It's what makes the cow slaughter so tragic. The entire film, Mory's bike is adorned with these bull horns, reminding us of the gory imagery of the slaughterhouse. I hate this kind of stuff because it just hits me hard. I think it is supposed to hit everyone hard. I just get really sad when I see this stuff. (Again, I think this is an everybody thing.) But I didn't get the imagery for most of the movie until when Mory's name gets called out on the boat. There's a moment when this bull is being slaughterd that it resigns to its own death. It fights and it fights until it slips on the blood of its bretheren and there's this forfeit that happens. When the bull is being slaughtered, it looks alive still. I'm not sure if this is a camera trick. I'm so used to the stun bolt being a thing in American slaughterhouses (I'm such an English teacher) that I don't know if the bull is alive when the skin comes off. It's brutal, but that's also Mory. Mory is kicking against the constraints of culture and expectations. It's that economic battle that he's never going to win and so he runs. He finds the bike and refuses to escape. At least Anta gets away, but it is almost because she is the less vicious fighter.

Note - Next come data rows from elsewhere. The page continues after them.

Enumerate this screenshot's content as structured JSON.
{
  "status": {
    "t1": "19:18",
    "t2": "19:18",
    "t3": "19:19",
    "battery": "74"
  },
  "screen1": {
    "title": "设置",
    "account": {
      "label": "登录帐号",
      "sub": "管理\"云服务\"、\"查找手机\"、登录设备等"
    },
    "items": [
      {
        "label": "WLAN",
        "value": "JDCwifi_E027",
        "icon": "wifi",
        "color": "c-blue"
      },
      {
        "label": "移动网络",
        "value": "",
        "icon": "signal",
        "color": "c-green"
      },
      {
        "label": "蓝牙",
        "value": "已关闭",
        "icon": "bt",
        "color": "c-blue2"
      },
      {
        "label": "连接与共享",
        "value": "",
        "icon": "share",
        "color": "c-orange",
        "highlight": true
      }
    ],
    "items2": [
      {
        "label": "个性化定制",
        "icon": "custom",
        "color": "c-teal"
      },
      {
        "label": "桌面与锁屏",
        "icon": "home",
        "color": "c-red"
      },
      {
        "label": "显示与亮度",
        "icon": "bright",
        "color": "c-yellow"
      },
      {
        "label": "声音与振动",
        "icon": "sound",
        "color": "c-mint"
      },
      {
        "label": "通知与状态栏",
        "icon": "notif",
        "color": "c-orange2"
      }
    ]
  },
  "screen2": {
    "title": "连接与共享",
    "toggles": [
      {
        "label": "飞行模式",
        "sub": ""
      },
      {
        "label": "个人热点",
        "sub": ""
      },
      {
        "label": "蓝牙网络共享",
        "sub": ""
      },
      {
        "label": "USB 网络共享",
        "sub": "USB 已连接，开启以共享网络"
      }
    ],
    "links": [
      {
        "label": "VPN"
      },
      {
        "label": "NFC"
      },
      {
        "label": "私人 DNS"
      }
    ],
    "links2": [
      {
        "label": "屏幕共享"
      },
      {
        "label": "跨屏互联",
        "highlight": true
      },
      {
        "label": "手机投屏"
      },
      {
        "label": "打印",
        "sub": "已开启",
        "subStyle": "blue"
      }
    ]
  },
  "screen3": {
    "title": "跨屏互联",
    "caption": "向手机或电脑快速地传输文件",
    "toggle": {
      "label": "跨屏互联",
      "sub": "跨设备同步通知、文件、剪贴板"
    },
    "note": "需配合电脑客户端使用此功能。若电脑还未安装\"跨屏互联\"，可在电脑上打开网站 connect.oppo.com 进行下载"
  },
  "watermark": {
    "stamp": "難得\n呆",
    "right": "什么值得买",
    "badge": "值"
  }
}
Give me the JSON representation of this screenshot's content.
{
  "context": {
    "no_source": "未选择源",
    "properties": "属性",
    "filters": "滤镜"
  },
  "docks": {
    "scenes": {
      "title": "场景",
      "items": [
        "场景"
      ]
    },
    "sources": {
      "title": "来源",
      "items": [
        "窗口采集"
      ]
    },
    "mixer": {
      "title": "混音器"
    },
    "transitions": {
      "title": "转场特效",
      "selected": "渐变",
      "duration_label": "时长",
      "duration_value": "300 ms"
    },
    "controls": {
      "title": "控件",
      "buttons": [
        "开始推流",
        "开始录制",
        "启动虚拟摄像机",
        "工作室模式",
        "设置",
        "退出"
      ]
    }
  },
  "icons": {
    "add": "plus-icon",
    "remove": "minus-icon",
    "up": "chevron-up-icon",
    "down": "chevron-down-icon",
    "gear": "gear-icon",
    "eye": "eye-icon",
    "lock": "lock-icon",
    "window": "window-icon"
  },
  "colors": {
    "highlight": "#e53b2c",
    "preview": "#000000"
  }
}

Anta confuses me a little bit. As part of the avante-garde tone of the film, Anta is kind of the Silent Bob of the movie. I hate to sound like I'm slandering the movie because I'm not. But Anta is there almost to make this a romance story without any kind of physical interaction. She is there to show that one just falls into what fate has in store. She wants Mory to be there, but she also acknowledges that fate has put her on that boat. It's not that people don't escape Senegal. It's just when they need something so desperately, they tend not to get it. It's not like Anta doesn't want to go to Paris. It's just that we don't get much from Anta in terms of high or low emotions / dialogue. We imbue our own reads on her as a character. There is something bittersweet, though, about her escaping on this boat. Because we make Anta who we need Anta to be, that ending plays with our expectations.
I can't imagine that all three Martin Scorsese World Cinema movies are as good as this, but I hope that Touki-Bouki was an indication of quality of these films. This movie crushed.
Film is great. It can challenge us. It can entertain us. It can puzzle us. It can awaken us.
Mr. H has watched an upsetting amount of movies. They bring him a level of joy that few things have achieved.